Most people would agree that heavy alcohol consumption causes or contributes to a host of health problems, including cancer, but what about moderate-to-light alcohol use? Does even a small amount of alcohol put your health at risk?
The short answer is yes. Alcohol use has been linked to increased risk of several cancer types including cancers of the:
- throat (pharynx)
- voice box (larynx)
- breast (in women)
- colon and rectum
For each type of cancer, the risk increases with the amount of alcohol consumed. For someone who is an occasional drinker, there probably won’t be much of an increased risk, depending on your genetic makeup and overall health, but moderate drinking, defined by the National Institutes of Health (NIH) as one drink per day for a women and two drinks per day for a man, can produce adverse health risks.
The link between breast cancer and moderate alcohol use has been extensively researched and reported on. In 2009, a seven-year National Cancer Institute study of 1.2 million middle-aged women found that women who had as little as one drink per day increased their risk for not only breast, but liver, rectum, mouth, throat and esophageal cancer. This study was the first to link low-to-moderate levels of alcohol use with an increased cancer risk for other types of cancer.
“There were no minimum levels of alcohol consumption that could be considered to be without risk,” said Naomi Allen, a cancer epidemiologist at the University of Oxford and one of the study’s researchers.
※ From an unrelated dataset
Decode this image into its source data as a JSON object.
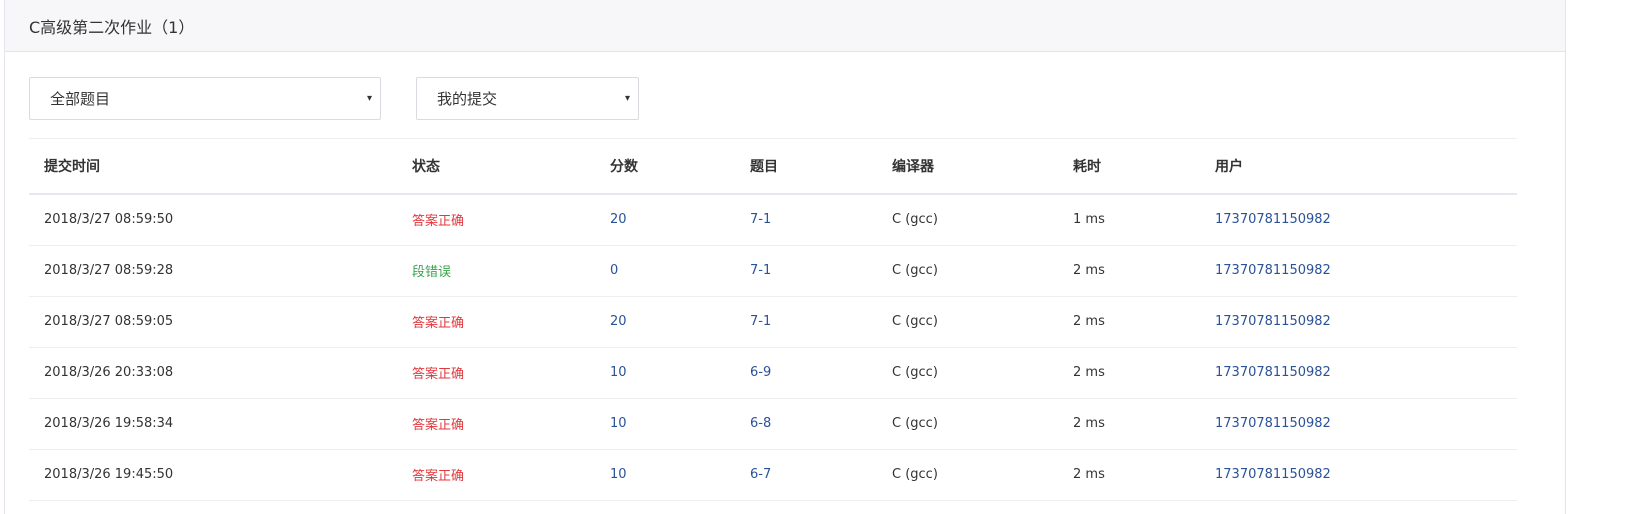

Alcohol use clearly raises the risk of cancers of the mouth, throat, voicebox and esophagus. If you are a “smoke while I drink” kind of gal, your risk factor increases dramatically. When alcohol is combined with tobacco use, the risk for these cancers is substantially higher than using either alcohol or tobacco alone. Researchers believe this may be because the alcohol (Ethanol) in all alcoholic beverages can act as a solvent that helps the harmful chemicals in tobacco to leach into the cells lining the digestive tract.